This past year has seen more attention given to the financial costs and benefits of college than any time in a generation.
States attorneys general and the federal government pursued action against for-profit colleges that took a lot from students and gave them little in return. The Obama administration set new rules to protect at least one group—veterans—from misleading marketing by colleges. Over the summer, the administration threatened to create ratings that would draw attention to the most expensive schools that did the least for their students.
The revised website it released this weekend pulled back from doing that directly. But the new data it added about the wages graduates earned (at least the subset receiving federal financial aid) along with information about costs, student loans, and loan defaults allows other organizations to prepare exactly the same kind of rankings.
What do we learn from the flood of new data and the new analyses using them?
The first point is that thinking about a college education per se is not very useful because the costs and the benefits are all over the map depending on the school.
Shattering some myths
That variation shatters some myths. One is the idea that state universities are always cheaper than private ones. The greatest increases in college costs in recent decades have come at the state universities, where costs have risen about twice as fast as at their private counterparts.
Many private colleges have taken great pains to woo students with financial aid: Today the differential in tuition and fees for an average student receiving aid is only $9,000 a year between the average public university and the average private college. Students in the bottom 25% of family income will surely pay less at wealthy private schools, where financial aid is substantial, than at state universities.
Another surprise is that the grads of elite colleges don’t necessarily have the highest salaries. That’s because what really drives the difference in pay is the majors that students pursue. Engineering schools top the list of pay not because engineers earn so much—country clubs aren’t full of engineers—but because engineers do better right out of school than those in other fields (although not later on) and because engineering schools don’t have graduates going into the lowest paid fields like social work or teaching.
That reminds us of an important fact about college: What students choose to do with their education varies a lot, and those decisions drive their salaries. Students at Ivy League and other elite schools make a lot more money on average because many more of them go on to graduate school and become doctors, lawyers, and MBAs.
So where does that leave the confused parent and applicant trying to make sense of all the new data comparing college performance?
What matters most

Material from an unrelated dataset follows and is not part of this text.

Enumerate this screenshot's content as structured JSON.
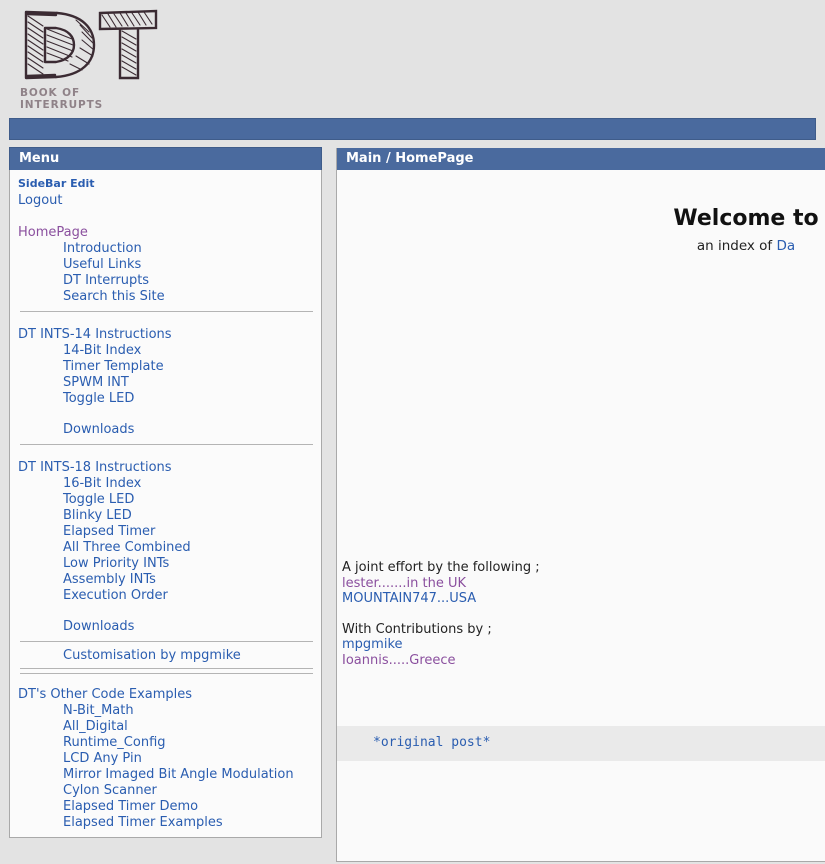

First, focus on graduation rates. The percentage of students going to school full-time who graduate on time varies incredibly across colleges. Remarkably, only 40 percent overall make it out in four years.
The absolute worst financial outcome from college is if a student fails to graduate. The second worst is if it takes him or her a long time as a full-time student to do so.
Some of the differences across schools result from the nature of the students who go there, but a lot depends on the colleges themselves. Do they have the support systems like counseling that keep kids of out academic trouble? Are their resources stretched in ways that create problems, such as not offering enough of the courses that are required to graduate?
Second, find out about financial aid. There is little difference across state universities within the same system (and don’t expect much aid if you go out-of-state), but the differences across private colleges can be huge.
The only way to find out is by applying. Estimates suggest that more than 10 percent of families who are eligible for federal financial aid don’t apply. Sixty percent of U.S. students get some form of financial aid, so if there is any doubt in your mind, apply. If the forms appear daunting—and they are—anyone who does taxes can fill them out for you.
Third, when looking at pay data, make sure you are comparing apples to apples. The data on a school like the University of Illinois, for example, averages engineers, teachers, artists, and everyone else who graduated at the same time, so it’s not very useful. Only comparisons across similar programs—engineering or arts, say—are really useful.
Even then, we need to be careful. For example, many for-profit schools come out at the top of salaries for new graduates. But how much of that is because so many of their students are older and have jobs while they are going to school? Comparing small liberal arts colleges to each other is useful, as is comparing engineering schools to each other. Don’t bother comparing liberal arts colleges to engineering schools.
What we would most like to know about career outcomes is still not available in a consistent manner, and that is whether grads actually get jobs in their fields. We have to try to get that from each college, hoping that they are telling us the truth.
And finally, a comforting thought: The differences that really matter to your family's finances are going to be obvious in the data. There are schools that really don’t look good—poor graduation rates, little financial aid and most of it in loans, low salaries because so many grads are without jobs—and they are easy to spot.
The differences in career outcomes, which are the most complicated to assess, are likely to be trivial between schools that we think of as reasonably similar, such as Columbia and Cornell or SUNY Albany and SUNY Buffalo.
What your kids do once they are on the campus is going to be the key factor.
Peter Cappelli is the George W. Taylor Professor of Management at the Wharton School of the University of Pennsylvania and director of Wharton’s Center for Human Resources. He is also the author of numerous books, including his most recent, Will College Pay Off?: A Guide to the Most Important Financial Decision You’ll Ever Make.